“It’s like Steve Jobs who believed in the value of the iPhone. If you believe in the fundamentals of commodities such as copper and PGM’s, and their future use then it is easy to be in this industry,” she states.
Commenting on her dual role of CFO and president, Cloete states that both roles are equally important. She strongly believes that the company’s financial health is critical for the company’s preservation and financial success, however in the wake of the COVID-19 pandemic Ivanhoe Mines needs strong leadership who will remain focused on our strategic objectives.
“The two roles complement each other but you are only as strong as the team that works with you. I am fortunate to have a strong, loyal team that shares Ivanhoe Mines’ vision,” she adds.
Ringing in the changes
As president, Cloete has also being tasked with reorganising the company’s structure with a particular emphasis on relationships with the company’s stakeholders and shareholders. Just, how will she go about doing this, particularly in the wake of coronavirus?
“We have already announced a few cost-cutting measures such as closing some of our corporate offices in order to consolidate our operations,” she states.
“We also had a close look at our operating model and the way we want to structure our executive team going forward. As such we are looking at decentralising our leadership to be focused at project level, just like Kamoa-Kukula where we have a standalone executive team.”
With regards to the challenges faced by women in a male dominated industry, Cloete says, “I have been very fortunate and have never felt that there was a glass ceiling, but I know that is not always the case for females in the mining industry. There needs to be more awareness to make this industry more appealing to women.”

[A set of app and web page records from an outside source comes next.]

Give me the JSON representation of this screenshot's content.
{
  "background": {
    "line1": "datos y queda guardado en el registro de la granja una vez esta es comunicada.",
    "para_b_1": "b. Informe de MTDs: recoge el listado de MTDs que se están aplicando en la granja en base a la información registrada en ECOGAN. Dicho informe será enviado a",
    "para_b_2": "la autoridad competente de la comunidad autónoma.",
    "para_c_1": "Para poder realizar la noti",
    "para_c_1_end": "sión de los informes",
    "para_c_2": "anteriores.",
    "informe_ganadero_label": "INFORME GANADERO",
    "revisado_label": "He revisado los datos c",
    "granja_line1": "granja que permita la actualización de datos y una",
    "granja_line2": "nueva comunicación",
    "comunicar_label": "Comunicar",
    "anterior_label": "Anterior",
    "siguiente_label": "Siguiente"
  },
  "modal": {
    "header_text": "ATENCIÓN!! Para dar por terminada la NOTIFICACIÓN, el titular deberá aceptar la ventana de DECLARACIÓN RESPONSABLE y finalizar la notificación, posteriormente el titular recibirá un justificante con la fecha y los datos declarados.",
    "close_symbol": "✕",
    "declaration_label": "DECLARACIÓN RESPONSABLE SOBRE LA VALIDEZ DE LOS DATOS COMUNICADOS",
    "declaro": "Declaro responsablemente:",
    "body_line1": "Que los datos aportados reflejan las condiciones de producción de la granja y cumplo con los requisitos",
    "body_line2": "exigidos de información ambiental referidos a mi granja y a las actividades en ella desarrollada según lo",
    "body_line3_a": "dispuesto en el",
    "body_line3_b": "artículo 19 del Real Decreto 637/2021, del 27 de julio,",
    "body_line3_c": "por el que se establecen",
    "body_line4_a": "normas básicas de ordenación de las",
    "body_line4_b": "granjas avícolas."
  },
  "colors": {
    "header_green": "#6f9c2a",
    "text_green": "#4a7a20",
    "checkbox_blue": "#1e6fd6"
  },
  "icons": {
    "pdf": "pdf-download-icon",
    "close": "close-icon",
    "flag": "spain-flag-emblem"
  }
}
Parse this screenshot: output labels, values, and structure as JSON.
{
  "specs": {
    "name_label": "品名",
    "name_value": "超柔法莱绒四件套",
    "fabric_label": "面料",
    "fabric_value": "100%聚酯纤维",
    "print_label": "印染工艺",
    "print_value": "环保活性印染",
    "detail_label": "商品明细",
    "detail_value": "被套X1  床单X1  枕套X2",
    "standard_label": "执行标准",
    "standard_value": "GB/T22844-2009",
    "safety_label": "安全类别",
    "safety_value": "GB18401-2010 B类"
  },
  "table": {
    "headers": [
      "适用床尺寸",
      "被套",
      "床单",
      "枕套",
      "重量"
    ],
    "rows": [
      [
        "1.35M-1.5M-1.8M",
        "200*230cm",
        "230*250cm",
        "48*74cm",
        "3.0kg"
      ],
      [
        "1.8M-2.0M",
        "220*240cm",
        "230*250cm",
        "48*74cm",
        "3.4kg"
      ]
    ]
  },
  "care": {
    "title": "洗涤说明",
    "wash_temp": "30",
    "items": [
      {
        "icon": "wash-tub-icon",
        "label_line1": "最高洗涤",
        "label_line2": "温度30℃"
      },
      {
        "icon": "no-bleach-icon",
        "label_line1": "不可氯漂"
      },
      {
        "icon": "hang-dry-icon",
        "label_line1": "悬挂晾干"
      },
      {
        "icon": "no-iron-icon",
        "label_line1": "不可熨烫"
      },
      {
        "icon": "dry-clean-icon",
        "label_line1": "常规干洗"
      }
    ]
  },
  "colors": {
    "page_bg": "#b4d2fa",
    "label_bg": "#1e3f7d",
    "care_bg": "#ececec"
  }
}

While she strongly advocates that more needs to be done to attract females to the mining industry, Cloete is a firm believer that you gain success through merit.
“I am a firm believer that you get to where you are because of merit and not because there is a female quota to fulfil, and that anyone with drive and passion can determine their own destiny. I believe that I am where I am because of the hard work that I put in.
“Moreover, we should not focus on the quotas, but rather on recognising and harnessing the talent of our youth, irrespective of their gender,” she concludes.